There will be an increased rate for the R&D expenditure credit from 11% to 12%, in order to support business investment in R&D. This change will be backdated to have effect from 1st January 2018.
The Department for Education have confirmed that from 6th April 2018 the earnings threshold before you start to repay a student loan for:
If you’re a director being paid salary and dividends from your company, and you’re paying back a student loan, you must remember the threshold for repayment is based on your total income.
This will apply to all current and future student loans where employers make student loan deductions. So if you run a payroll for any employees who have student loan deductions, you need to ensure you have a record of what type of loan they have, so that the correct deductions are made.
Employer-Supported Childcare, also known as the childcare voucher scheme, will only remain open to new applicants until 1st April 2018. Update – the government has confirmed that the closure is to be delayed by 6 months – so the scheme is now scheduled to close on 1 October 2018.
Employees already registered with the childcare voucher scheme before 1st April 2018 can continue to use the scheme for as long as their employer offers it.
The Government started rolling out the replacement scheme for Tax-Free Childcare in April 2017, this scheme is also open to the self-employed. You cannot use both Tax Free Childcare and Employer-Supported Childcare.
The Scottish Budget announcement in December 2017 introduced a range of changes for 2018/19 including the following new rates:
|Scottish starter tax rate||19% on annual earnings above the personal tax threshold and up to £2,000|
|Scottish basic tax rate||20% on annual earnings above the personal tax threshold from £2,001 to £12,150|
|Scottish intermediate tax rate||21% on annual earnings above the personal tax threshold from £12,151 to £31,580|
|Scottish higher tax rate||41% on annual earnings above the personal tax threshold from £31,581 to £150,000|
|Scottish top tax rate||46% on annual earnings above the personal tax threshold from £150,000|
The minimum hourly wage rate that your staff are entitled to depends on their age and whether they are an apprentice.
|Year||25 years and over||21 to 24 years||18 to 20 years||Under 18 years||Apprentice|
|From April 2017||£7.50||£7.05||£5.60||£4.05||£3.50|
|From April 2018||£7.83||£7.38||£5.90||£4.20||£3.70|

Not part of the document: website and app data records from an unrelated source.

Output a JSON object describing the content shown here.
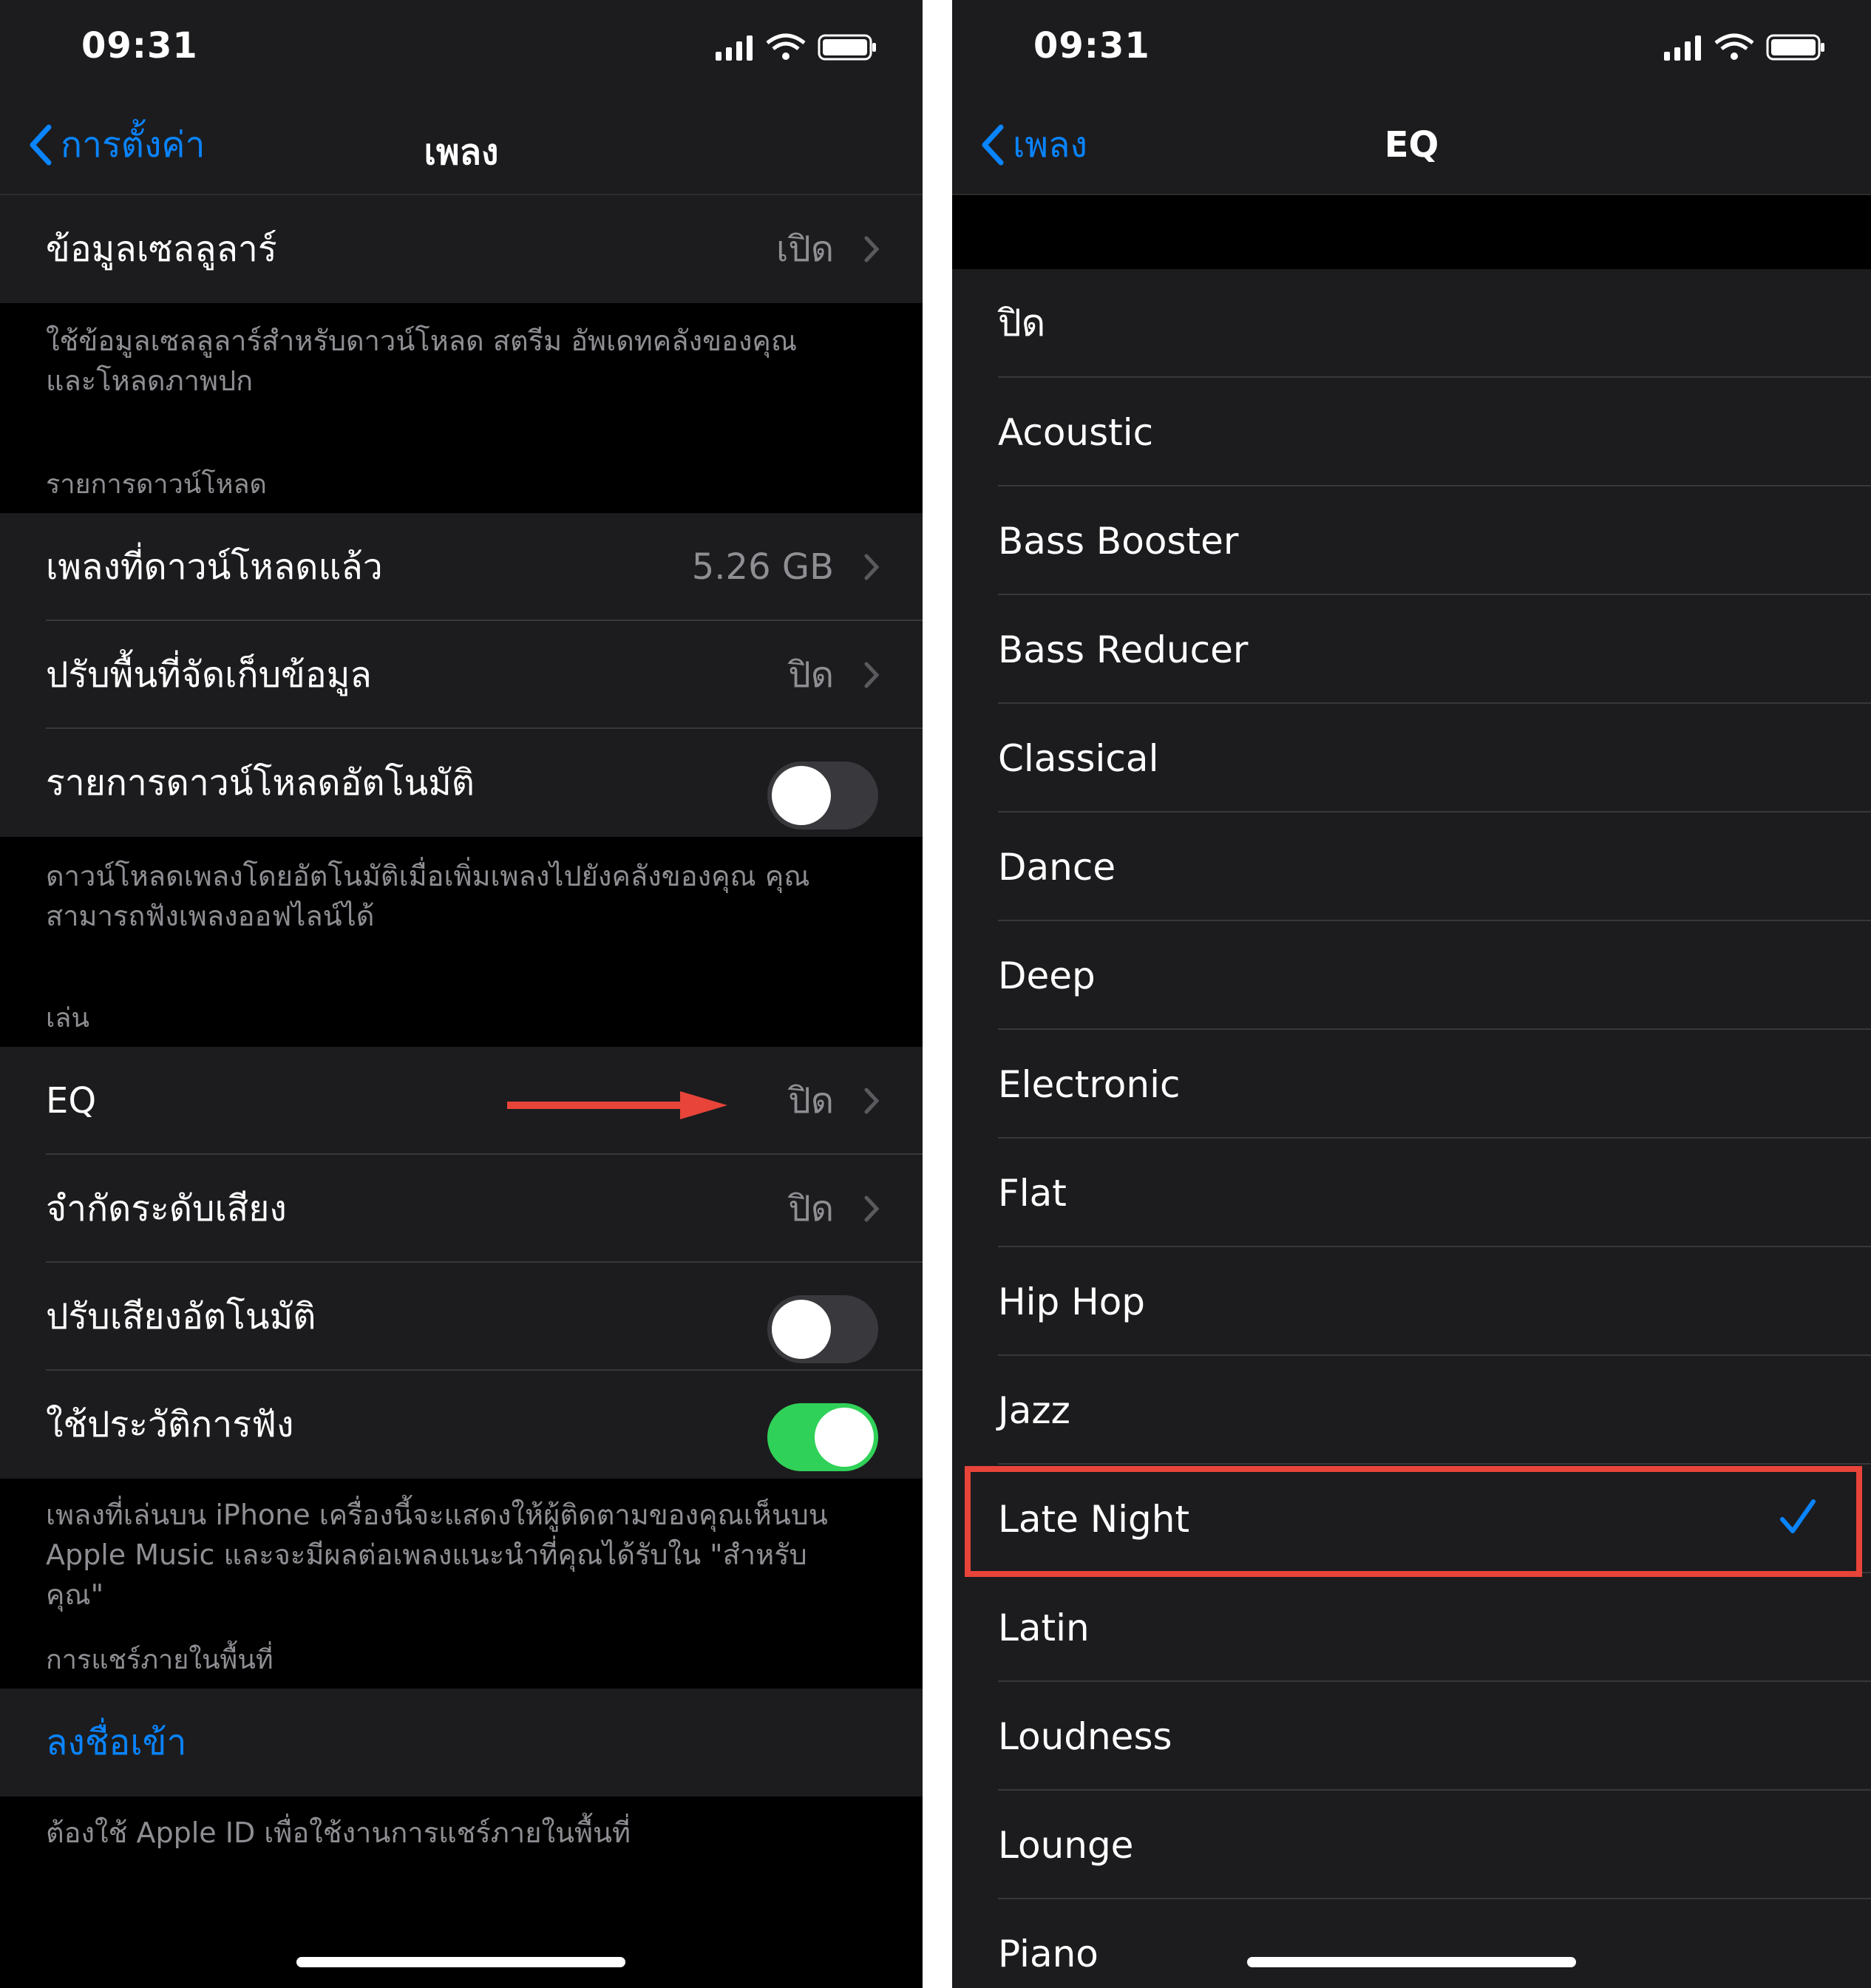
{
  "left": {
    "status": {
      "time": "09:31"
    },
    "nav": {
      "back": "การตั้งค่า",
      "title": "เพลง"
    },
    "cellular": {
      "label": "ข้อมูลเซลลูลาร์",
      "value": "เปิด"
    },
    "cellular_footer": "ใช้ข้อมูลเซลลูลาร์สำหรับดาวน์โหลด สตรีม อัพเดทคลังของคุณ และโหลดภาพปก",
    "downloads_header": "รายการดาวน์โหลด",
    "downloaded": {
      "label": "เพลงที่ดาวน์โหลดแล้ว",
      "value": "5.26 GB"
    },
    "optimize": {
      "label": "ปรับพื้นที่จัดเก็บข้อมูล",
      "value": "ปิด"
    },
    "auto_download": {
      "label": "รายการดาวน์โหลดอัตโนมัติ",
      "on": false
    },
    "auto_footer": "ดาวน์โหลดเพลงโดยอัตโนมัติเมื่อเพิ่มเพลงไปยังคลังของคุณ คุณสามารถฟังเพลงออฟไลน์ได้",
    "playback_header": "เล่น",
    "eq": {
      "label": "EQ",
      "value": "ปิด"
    },
    "volume_limit": {
      "label": "จำกัดระดับเสียง",
      "value": "ปิด"
    },
    "sound_check": {
      "label": "ปรับเสียงอัตโนมัติ",
      "on": false
    },
    "history": {
      "label": "ใช้ประวัติการฟัง",
      "on": true
    },
    "history_footer": "เพลงที่เล่นบน iPhone เครื่องนี้จะแสดงให้ผู้ติดตามของคุณเห็นบน Apple Music และจะมีผลต่อเพลงแนะนำที่คุณได้รับใน \"สำหรับคุณ\"",
    "home_sharing_header": "การแชร์ภายในพื้นที่",
    "sign_in": "ลงชื่อเข้า",
    "home_sharing_footer": "ต้องใช้ Apple ID เพื่อใช้งานการแชร์ภายในพื้นที่"
  },
  "right": {
    "status": {
      "time": "09:31"
    },
    "nav": {
      "back": "เพลง",
      "title": "EQ"
    },
    "options": [
      "ปิด",
      "Acoustic",
      "Bass Booster",
      "Bass Reducer",
      "Classical",
      "Dance",
      "Deep",
      "Electronic",
      "Flat",
      "Hip Hop",
      "Jazz",
      "Late Night",
      "Latin",
      "Loudness",
      "Lounge",
      "Piano"
    ],
    "selected": "Late Night"
  },
  "colors": {
    "accent": "#0a84ff",
    "toggle_on": "#30d158",
    "annotation": "#e8443a"
  }
}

When an employee gives something (usually a cash payment) to the person (usually the employer) providing a benefit in kind (BiK) in return for it, this is known as ‘making good’. The payment has the effect of reducing the taxable value of the benefit in kind, often to zero. This reduces the amount of the employee’s taxable earnings.
There is now a statutory deadline for ‘making good’ on non-payrolled BiKs. Employees will need to ’make good’ on a benefit received in any one tax year by the 6th July after the end of the tax year in order to reduce the value of the tax benefit.
The change will affect making good on a tax liability arising in the tax year 2017/2018 and subsequent years. The deadline for making good on non-payrolled benefits for tax year ending 5th April 2018 will be the 6th July 2018.
We’ve put together a handy article with all the tax rates, threshold and allowances for 2018/2019 (and 2017/2018) here.
We’re fast approaching the end of the tax year on 5th April, and now is usually a good time to get to grips with any tax changes, so you can maximise your tax efficiency for the outgoing tax year and get your business prepared for the new tax year. You’ll also want to stay up-to-date with the rates and thresholds.
Business mileage is an important – but often overlooked – expense for freelancers and contractors. In short, this is good news for you and your company.
The UK has many different tax rates affecting both individuals and businesses - and as a business owner you’ll be affected by all of them. At Crunch we like to be helpful so we've pulled together all the rates you need to know about for the 2018/2019 tax year, so that you can keep on top of everything.